A true film legend, Akira Kurosawa, will be celebrated for his 100-year anniversary by two Columbus theaters with a monthlong tribute to his creativity and his movies.

“He’s a filmmaker we’ve shown off over the years, but with his 100-year anniversary coming up and new print releases of his movies, we couldn’t let this moment go by,” said Chris Stults, a Wexner Center film curator.

The Wexner Center is collaborating with the South Campus Gateway Film Center to play six of Kurosawa’s films through the month of June.

Kurosawa is one of the great influential filmmakers in cinema history. The worlds he creates through his films are unlike scenes produced by other directors.

His movies have gathered a sustainable edge that makes audiences want to revisit the world he produces, Stults said.

Kurosawa introduced Japanese cinema to the rest of the world through several of his films, but the most recognized is “Rashomon.” The silent film won an Academy Award for best foreign film, but it also led the way for directors to tell a story in a multifaceted way.

“Rashomon” is one of Kurosawa’s films that will have a new restoration for his tribute.

Rashomon is now a word known globally because of the film. The word is recognized by Western directors as an innovative way to create depth to a story by using different viewpoints from the cast.

Another significantly notable film from Kurosawa is “Seven Samurai.” This film has inspired producers to create a remake with actor George Clooney, set to be released in 2011.

“‘Seven Samurai’ is one of those rare movies that creates a chain of influence. It incorporates action, adventure, sympathy and inspiration. It’s a movie that almost has to be seen in the theater to get the full experience,” Stults said.

“Seven Samurai” is set to have a larger audience than most of the shows because unlike the rest of the films, it will be previewed for a week instead of one premier.

Unless Ohio State students are staying in the Columbus area for the summer, most students will be going home until Autumn Quarter. The Wexner Center has recognized this, which is why it chose to set the tribute during the summer. Kurosawa’s films appeal to a more general audience, so the community will be able to experience the film series as well.

“Since the Wexner opened in 1987, we’ve always held a summer film series,” Stults said. “Students leaving for the summer is something we’re aware of when doing a large film series, but these films are theoretically relevant to a more general audience.

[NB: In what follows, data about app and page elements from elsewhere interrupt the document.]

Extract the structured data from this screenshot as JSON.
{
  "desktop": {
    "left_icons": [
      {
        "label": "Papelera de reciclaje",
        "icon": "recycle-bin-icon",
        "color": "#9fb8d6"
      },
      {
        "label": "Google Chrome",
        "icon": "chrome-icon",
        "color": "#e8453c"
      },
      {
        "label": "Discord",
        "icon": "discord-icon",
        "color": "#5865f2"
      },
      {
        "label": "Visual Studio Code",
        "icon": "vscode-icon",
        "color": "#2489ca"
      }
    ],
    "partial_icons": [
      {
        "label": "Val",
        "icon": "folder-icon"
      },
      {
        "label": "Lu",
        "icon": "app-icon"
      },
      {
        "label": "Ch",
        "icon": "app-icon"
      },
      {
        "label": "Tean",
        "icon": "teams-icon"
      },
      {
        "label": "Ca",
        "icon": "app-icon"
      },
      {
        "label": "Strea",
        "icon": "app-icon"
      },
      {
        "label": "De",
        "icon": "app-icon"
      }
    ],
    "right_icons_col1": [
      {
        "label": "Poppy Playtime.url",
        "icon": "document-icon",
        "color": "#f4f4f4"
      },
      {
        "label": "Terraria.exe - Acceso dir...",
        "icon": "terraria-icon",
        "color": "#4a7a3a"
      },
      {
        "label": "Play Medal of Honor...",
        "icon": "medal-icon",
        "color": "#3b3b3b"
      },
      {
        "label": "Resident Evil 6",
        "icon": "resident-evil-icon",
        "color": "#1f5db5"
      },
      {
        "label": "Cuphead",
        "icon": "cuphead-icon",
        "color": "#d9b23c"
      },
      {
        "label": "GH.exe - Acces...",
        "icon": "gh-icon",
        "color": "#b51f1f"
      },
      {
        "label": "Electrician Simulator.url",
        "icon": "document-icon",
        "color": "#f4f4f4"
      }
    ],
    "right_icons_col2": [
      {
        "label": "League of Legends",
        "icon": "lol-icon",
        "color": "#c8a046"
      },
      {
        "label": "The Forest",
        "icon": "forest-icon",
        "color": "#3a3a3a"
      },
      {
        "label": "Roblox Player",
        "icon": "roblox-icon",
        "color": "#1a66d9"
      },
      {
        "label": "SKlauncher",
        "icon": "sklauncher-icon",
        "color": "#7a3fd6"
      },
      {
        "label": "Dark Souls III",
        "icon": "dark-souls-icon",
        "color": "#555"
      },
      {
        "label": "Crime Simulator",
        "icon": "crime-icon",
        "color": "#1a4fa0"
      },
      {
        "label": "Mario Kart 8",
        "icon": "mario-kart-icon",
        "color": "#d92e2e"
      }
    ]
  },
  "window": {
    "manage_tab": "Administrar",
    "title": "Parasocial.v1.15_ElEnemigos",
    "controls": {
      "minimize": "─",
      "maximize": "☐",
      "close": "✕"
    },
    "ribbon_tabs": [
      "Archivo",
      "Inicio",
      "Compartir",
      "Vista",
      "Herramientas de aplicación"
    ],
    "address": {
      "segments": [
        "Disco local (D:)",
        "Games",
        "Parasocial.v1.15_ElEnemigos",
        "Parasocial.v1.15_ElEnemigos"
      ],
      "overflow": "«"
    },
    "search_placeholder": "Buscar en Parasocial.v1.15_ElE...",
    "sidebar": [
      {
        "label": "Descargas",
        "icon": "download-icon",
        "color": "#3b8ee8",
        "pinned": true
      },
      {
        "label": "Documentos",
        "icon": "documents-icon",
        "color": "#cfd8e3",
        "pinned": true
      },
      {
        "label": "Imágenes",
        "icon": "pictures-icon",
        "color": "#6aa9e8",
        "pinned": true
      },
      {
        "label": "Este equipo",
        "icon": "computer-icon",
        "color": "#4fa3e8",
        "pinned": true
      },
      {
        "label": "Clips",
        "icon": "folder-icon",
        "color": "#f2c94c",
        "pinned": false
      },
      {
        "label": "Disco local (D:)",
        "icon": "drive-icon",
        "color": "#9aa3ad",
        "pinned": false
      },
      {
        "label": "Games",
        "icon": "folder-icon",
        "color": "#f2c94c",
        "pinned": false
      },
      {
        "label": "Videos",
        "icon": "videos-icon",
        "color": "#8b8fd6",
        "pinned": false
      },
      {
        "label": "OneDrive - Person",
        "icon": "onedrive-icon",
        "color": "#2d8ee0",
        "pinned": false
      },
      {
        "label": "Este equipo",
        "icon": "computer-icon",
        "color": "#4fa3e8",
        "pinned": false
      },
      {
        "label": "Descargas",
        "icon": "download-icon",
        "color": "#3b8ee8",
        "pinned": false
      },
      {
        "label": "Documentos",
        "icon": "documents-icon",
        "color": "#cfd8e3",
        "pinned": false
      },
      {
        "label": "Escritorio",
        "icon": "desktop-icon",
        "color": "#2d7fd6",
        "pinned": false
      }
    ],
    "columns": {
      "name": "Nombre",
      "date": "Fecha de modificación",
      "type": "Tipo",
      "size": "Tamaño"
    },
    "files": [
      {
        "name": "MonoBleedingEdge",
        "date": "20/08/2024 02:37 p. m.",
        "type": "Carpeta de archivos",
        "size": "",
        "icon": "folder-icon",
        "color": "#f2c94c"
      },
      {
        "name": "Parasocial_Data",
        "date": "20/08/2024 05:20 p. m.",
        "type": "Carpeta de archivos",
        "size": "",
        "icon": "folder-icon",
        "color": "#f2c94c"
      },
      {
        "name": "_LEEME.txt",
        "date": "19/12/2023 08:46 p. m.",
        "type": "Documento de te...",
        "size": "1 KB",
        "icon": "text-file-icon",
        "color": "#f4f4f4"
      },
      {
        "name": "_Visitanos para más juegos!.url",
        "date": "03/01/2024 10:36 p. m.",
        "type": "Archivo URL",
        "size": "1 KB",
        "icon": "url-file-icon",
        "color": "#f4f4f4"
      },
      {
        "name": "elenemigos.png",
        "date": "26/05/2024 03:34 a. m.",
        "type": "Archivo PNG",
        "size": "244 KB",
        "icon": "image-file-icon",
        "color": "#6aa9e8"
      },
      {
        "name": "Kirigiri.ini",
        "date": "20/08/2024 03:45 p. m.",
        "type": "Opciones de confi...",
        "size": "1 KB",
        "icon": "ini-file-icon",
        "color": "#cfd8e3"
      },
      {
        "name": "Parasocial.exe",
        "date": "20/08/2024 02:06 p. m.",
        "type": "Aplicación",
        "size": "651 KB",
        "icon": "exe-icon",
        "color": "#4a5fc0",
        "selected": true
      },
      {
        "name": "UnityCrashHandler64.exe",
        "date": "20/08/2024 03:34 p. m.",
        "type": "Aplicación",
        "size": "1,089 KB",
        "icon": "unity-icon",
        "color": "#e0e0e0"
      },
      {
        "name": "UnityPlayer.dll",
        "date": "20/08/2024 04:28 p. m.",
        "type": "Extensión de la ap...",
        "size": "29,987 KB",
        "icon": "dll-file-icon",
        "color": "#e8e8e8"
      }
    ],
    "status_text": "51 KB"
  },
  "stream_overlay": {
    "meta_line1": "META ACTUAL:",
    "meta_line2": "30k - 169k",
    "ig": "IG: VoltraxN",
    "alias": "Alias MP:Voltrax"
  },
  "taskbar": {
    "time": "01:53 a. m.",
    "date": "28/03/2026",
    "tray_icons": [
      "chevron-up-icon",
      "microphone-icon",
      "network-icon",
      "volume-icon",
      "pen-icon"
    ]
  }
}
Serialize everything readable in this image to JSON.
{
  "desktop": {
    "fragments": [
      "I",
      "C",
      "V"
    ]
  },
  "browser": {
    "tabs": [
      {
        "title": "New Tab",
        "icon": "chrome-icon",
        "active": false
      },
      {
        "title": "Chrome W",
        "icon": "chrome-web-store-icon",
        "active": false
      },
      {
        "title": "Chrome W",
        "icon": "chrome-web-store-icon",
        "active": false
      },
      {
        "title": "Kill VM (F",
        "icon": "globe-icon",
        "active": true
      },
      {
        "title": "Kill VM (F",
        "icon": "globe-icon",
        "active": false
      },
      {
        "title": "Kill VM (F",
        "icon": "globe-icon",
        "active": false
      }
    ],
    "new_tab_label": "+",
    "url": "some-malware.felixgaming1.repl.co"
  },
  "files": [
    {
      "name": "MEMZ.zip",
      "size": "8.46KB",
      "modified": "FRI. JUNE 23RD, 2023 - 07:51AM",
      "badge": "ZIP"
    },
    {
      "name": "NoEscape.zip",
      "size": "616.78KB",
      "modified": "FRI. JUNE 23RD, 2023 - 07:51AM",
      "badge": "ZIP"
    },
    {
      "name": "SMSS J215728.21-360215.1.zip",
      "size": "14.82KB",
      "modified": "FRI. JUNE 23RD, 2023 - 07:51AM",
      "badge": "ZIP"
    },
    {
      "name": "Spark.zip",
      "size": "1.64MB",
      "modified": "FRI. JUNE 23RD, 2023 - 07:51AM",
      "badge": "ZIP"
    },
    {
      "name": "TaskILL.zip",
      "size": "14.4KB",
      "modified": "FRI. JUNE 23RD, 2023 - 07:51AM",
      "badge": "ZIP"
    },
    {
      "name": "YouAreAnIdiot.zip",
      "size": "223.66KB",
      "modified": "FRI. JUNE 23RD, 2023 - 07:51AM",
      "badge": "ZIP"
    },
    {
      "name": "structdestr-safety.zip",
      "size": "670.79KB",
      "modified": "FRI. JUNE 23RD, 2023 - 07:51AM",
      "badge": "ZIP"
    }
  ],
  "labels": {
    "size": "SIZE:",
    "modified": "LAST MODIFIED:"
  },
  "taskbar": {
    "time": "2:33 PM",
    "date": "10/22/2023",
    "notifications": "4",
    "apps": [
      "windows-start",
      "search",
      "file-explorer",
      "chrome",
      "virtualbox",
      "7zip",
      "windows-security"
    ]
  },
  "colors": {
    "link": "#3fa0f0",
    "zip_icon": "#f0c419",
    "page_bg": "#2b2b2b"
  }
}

We’re not particularly concerned.

The tribute kicked off Thursday with the film “Stray Dog” followed by “Sanshiro Sugata.”

The tentative schedule for the rest of the viewings are posted on the Wexner Center’s website. It is one of several movie series taking place at the Wexner Center this summer.